_Material to process_
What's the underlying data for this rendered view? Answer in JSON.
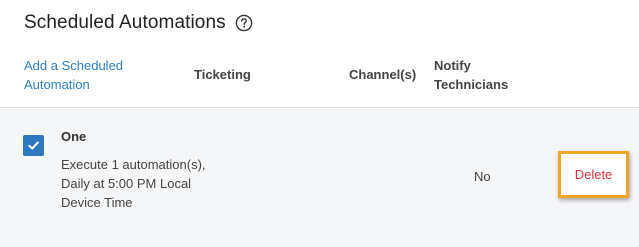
{
  "header": {
    "title": "Scheduled Automations",
    "help_icon": "question-circle-icon"
  },
  "table": {
    "add_link": "Add a Scheduled Automation",
    "columns": {
      "ticketing": "Ticketing",
      "channels": "Channel(s)",
      "notify": "Notify Technicians"
    },
    "rows": [
      {
        "checked": true,
        "name": "One",
        "description": "Execute 1 automation(s), Daily at 5:00 PM Local Device Time",
        "notify_technicians": "No",
        "delete_label": "Delete"
      }
    ]
  },
  "colors": {
    "link": "#2f7fbf",
    "checkbox": "#2e78c2",
    "delete": "#d9343f",
    "highlight": "#f0a623",
    "row_background": "#f5f6f8"
  }
}
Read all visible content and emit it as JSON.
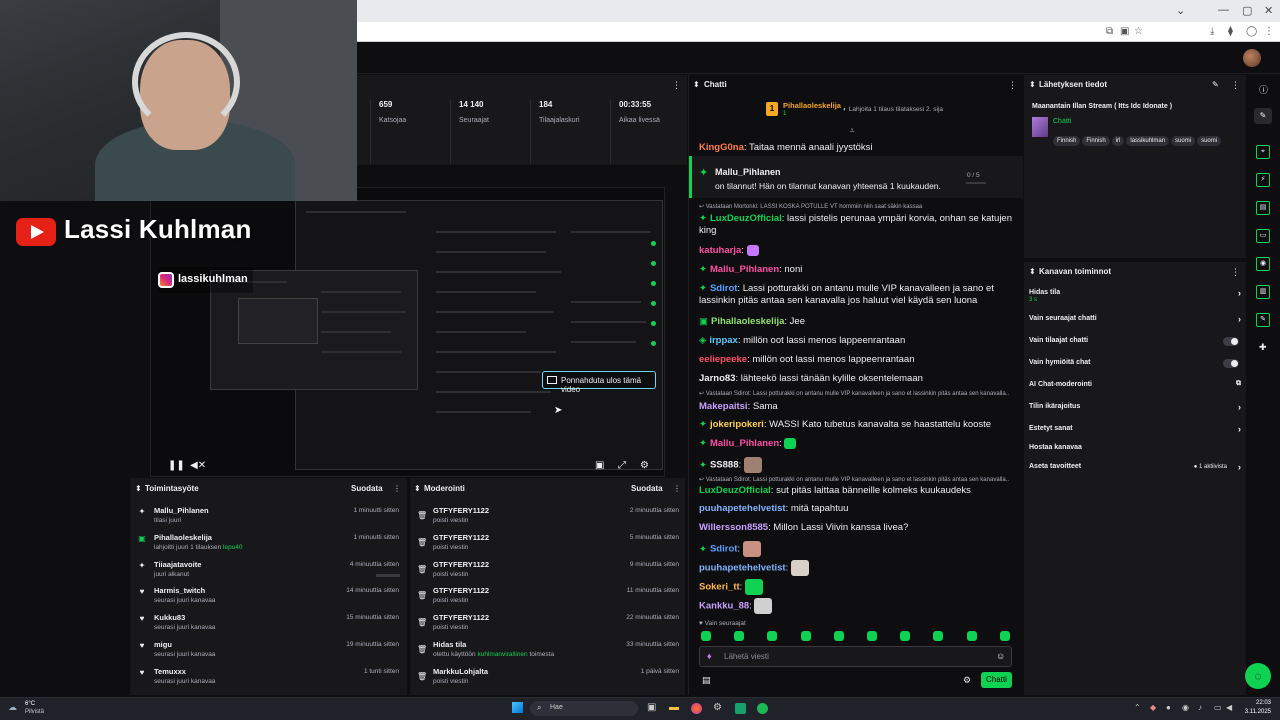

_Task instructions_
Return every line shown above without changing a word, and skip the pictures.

_Solution to the exercise_
What's the underlying data for this rendered view? Answer in JSON.
{
  "header": {
    "title": "Scheduled Automations",
    "help_icon": "question-circle-icon"
  },
  "table": {
    "add_link": "Add a Scheduled Automation",
    "columns": {
      "ticketing": "Ticketing",
      "channels": "Channel(s)",
      "notify": "Notify Technicians"
    },
    "rows": [
      {
        "checked": true,
        "name": "One",
        "description": "Execute 1 automation(s), Daily at 5:00 PM Local Device Time",
        "notify_technicians": "No",
        "delete_label": "Delete"
      }
    ]
  },
  "colors": {
    "link": "#2f7fbf",
    "checkbox": "#2e78c2",
    "delete": "#d9343f",
    "highlight": "#f0a623",
    "row_background": "#f5f6f8"
  }
}
Read all visible content and emit it as JSON.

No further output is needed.